"GROSS AUDACITY.I've drunk a lot in Germany but I've never come across that custom of claiming a free beer. I'll have to try it out myself, should I come across someone with the lid of their stein up. Or maybe not. Seems like a good way to get yourself thumped, as Haeuser did.
FRACAS IN GERMAN CAFE.
ENGLISHMAN'S HEAVY FINE
A smart fine was inflicted on a British subject to-day by the local court at Rathenow, near Berlin, for the gross audacity of beating a German in his own Fatherland.
On August 8th an English gentleman was motoring through Brandenburg with party including his secretary. They stopped in Rathenow and, his secretary and chauffeur sat at the table and ordered beer. A master builder, Karl Haeuser by name, was the same room. He was apparently drunk and thought fit to annoy the foreigners, first by making faces and then by making audible remarks such as "English swine."
He finally came to the table and tried engage the strangers in conversation, which the latter declined. At this stage Haeuser, noticing that the lid of the secretary's earthenware beer mug was not down, placed his own mug top of it and claimed a drink in accordance with the well-known German drinking custom.
The secretary, losing his patience, sprang and threw the beer over Haeuser and struck him a blow over the head with his mug, making four-inch wound.
The British visitors, who offered Haeuser compensation, which he refused, were allowed to leave Germany on bail. They were examined by commission and did not appear to-day.
The prosecutor asked for a fine of £2 10s. against for insulting the British party, and fines amounting altogether to £6 against the English secretary.
The court, consisting of a judge and two lay assessors, sentenced Haeuser to a fine of £2 10s., but in the case of the secretary found the prosecutor over lenient on the ground of the "gross audacity of beating German in his own fatherland" and fined him £2 10s. for insulting Haeuser by pouring beer over him, and £17 10s. for assault.—Reuter.
It was stated by the Berlin "Lokolanzeiger" at the time the affray, that the motoring party hailed from Liverpool, with the exception of one, the manager of a London commercial firm."

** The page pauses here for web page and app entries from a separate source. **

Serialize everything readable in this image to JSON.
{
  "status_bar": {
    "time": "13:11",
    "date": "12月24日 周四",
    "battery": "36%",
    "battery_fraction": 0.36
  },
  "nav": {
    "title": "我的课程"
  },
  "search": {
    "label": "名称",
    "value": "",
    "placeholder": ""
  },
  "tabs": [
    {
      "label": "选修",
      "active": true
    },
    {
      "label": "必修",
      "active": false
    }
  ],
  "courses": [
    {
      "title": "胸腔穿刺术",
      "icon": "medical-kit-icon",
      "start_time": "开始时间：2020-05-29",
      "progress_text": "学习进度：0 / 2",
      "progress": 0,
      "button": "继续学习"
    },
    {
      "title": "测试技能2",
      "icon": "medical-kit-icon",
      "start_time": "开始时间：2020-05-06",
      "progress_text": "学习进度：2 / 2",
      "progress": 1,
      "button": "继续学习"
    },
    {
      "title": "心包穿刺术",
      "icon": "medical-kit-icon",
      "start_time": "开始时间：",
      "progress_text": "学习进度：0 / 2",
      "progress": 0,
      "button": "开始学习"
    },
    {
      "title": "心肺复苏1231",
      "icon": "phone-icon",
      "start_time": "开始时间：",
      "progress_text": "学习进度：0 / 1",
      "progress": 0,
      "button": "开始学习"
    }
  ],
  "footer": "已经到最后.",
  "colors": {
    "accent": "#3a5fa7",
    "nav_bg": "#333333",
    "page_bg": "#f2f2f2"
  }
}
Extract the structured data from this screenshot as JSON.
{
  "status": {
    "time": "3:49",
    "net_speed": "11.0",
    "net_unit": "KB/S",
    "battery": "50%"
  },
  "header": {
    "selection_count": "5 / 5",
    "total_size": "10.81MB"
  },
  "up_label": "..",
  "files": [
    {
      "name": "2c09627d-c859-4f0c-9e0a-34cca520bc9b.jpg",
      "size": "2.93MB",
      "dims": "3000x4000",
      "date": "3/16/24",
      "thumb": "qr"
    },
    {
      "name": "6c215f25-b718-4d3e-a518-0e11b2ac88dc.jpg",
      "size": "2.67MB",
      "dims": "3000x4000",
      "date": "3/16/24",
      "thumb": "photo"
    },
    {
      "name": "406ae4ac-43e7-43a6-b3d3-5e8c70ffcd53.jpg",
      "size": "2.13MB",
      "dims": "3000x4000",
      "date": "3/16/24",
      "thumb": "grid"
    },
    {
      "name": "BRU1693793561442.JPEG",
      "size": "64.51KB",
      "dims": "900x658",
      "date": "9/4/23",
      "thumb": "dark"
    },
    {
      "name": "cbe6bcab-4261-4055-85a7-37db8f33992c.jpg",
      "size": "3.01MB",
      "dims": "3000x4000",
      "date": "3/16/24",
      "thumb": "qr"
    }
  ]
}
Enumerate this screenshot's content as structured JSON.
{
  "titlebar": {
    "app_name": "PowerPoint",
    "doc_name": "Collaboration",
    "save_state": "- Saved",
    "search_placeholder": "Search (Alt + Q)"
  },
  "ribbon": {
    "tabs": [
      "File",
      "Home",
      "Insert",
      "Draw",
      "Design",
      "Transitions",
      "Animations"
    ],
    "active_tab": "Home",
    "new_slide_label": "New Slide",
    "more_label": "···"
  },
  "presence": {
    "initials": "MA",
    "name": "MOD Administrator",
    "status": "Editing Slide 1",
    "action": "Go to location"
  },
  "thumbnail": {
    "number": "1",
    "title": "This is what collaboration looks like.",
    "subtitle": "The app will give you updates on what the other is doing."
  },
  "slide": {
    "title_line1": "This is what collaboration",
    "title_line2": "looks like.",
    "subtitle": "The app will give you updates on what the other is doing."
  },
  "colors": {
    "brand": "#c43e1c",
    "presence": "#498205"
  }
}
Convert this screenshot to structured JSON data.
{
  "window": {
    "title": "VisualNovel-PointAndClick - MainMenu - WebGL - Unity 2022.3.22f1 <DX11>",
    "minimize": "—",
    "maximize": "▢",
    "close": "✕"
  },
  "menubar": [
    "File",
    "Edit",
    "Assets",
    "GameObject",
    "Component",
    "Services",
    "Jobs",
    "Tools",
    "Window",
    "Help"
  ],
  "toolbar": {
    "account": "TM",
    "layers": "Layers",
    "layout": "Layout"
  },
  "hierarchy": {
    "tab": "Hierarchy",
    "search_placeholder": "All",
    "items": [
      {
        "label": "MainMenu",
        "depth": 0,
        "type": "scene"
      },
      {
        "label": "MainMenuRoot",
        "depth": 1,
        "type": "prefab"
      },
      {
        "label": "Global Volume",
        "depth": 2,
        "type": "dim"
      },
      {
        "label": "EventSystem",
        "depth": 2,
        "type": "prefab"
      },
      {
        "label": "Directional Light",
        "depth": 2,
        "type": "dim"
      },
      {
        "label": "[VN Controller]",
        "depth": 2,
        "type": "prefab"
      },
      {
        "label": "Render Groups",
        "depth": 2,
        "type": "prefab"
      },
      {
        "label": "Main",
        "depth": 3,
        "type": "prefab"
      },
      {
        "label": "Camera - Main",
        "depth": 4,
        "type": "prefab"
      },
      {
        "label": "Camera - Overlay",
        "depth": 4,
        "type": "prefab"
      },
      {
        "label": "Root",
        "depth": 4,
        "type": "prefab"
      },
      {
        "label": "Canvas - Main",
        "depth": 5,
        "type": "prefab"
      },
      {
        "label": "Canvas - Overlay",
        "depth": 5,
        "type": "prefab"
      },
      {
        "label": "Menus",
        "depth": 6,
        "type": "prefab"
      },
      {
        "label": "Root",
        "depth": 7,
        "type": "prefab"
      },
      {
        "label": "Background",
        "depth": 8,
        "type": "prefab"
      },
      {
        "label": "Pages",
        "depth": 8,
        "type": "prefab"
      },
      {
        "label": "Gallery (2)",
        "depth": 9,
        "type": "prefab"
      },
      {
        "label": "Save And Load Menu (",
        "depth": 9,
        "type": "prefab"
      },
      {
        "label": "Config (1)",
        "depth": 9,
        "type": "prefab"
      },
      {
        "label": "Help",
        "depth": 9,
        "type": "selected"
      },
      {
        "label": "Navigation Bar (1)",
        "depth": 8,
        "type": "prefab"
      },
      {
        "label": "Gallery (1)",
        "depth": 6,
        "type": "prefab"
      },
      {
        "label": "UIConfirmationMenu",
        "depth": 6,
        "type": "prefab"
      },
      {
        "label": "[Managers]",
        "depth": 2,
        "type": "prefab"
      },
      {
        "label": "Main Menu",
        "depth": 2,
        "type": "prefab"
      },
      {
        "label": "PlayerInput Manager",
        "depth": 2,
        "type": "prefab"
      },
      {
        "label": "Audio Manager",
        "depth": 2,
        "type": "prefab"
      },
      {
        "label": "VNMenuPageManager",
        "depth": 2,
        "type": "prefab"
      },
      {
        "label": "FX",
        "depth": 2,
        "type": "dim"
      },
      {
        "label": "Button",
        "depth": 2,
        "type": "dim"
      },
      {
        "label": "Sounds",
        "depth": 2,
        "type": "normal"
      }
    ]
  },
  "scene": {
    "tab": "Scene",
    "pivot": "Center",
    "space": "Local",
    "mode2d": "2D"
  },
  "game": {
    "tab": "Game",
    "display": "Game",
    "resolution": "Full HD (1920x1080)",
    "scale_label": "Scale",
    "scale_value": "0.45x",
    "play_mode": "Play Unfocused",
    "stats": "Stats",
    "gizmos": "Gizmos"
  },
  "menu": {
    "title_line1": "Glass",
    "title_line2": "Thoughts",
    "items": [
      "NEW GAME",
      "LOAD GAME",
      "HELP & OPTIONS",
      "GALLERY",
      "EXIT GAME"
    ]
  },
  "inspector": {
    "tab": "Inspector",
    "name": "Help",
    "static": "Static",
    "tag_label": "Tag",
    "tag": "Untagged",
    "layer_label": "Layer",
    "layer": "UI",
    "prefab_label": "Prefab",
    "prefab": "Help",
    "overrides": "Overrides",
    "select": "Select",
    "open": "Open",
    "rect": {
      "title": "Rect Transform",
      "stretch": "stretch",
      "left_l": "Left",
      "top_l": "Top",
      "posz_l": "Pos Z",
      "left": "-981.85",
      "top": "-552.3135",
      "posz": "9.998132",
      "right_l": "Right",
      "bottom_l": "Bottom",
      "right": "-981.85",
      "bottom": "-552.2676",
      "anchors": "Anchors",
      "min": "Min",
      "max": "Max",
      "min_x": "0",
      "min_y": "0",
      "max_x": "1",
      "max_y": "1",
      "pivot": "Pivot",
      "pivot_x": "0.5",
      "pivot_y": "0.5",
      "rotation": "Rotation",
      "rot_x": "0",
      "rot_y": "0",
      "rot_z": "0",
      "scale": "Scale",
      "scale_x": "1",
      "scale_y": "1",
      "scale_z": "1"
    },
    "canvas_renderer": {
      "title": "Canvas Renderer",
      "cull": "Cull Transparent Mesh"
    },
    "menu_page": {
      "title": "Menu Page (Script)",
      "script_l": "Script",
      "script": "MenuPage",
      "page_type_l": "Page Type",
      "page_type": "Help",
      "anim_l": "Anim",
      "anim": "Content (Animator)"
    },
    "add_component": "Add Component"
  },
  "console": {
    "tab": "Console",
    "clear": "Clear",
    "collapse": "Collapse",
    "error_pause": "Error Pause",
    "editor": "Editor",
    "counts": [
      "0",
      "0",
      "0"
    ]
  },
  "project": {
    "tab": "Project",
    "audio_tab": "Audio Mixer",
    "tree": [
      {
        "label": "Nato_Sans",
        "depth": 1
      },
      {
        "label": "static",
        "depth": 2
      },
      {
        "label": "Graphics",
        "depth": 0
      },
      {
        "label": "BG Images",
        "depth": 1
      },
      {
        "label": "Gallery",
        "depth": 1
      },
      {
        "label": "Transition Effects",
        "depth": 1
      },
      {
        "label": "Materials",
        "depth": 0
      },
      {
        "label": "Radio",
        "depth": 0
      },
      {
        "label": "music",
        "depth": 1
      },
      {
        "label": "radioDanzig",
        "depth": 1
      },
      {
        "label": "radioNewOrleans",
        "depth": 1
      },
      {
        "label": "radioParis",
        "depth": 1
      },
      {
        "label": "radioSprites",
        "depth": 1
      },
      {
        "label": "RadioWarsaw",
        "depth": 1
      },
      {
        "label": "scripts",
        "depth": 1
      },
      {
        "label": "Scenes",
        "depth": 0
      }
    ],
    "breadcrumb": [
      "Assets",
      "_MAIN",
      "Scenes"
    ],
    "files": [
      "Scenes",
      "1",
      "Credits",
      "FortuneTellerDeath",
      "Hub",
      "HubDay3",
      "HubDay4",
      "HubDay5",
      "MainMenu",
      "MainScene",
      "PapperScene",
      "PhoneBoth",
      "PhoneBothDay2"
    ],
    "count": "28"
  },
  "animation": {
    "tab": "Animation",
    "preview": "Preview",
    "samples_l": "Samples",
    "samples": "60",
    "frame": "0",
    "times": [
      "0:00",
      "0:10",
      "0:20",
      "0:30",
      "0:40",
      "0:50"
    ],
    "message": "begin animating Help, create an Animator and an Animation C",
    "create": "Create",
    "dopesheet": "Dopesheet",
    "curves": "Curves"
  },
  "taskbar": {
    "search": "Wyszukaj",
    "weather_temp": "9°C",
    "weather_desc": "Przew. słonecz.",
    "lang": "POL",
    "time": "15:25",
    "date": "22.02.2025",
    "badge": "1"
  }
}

Manchester Courier and Lancashire General Advertiser - Thursday 29 January 1914, page 7.
I think the seecretary got off lightly. Smacking a stranger over the head and leaving a four-inch wound sounds like a serious assault to me.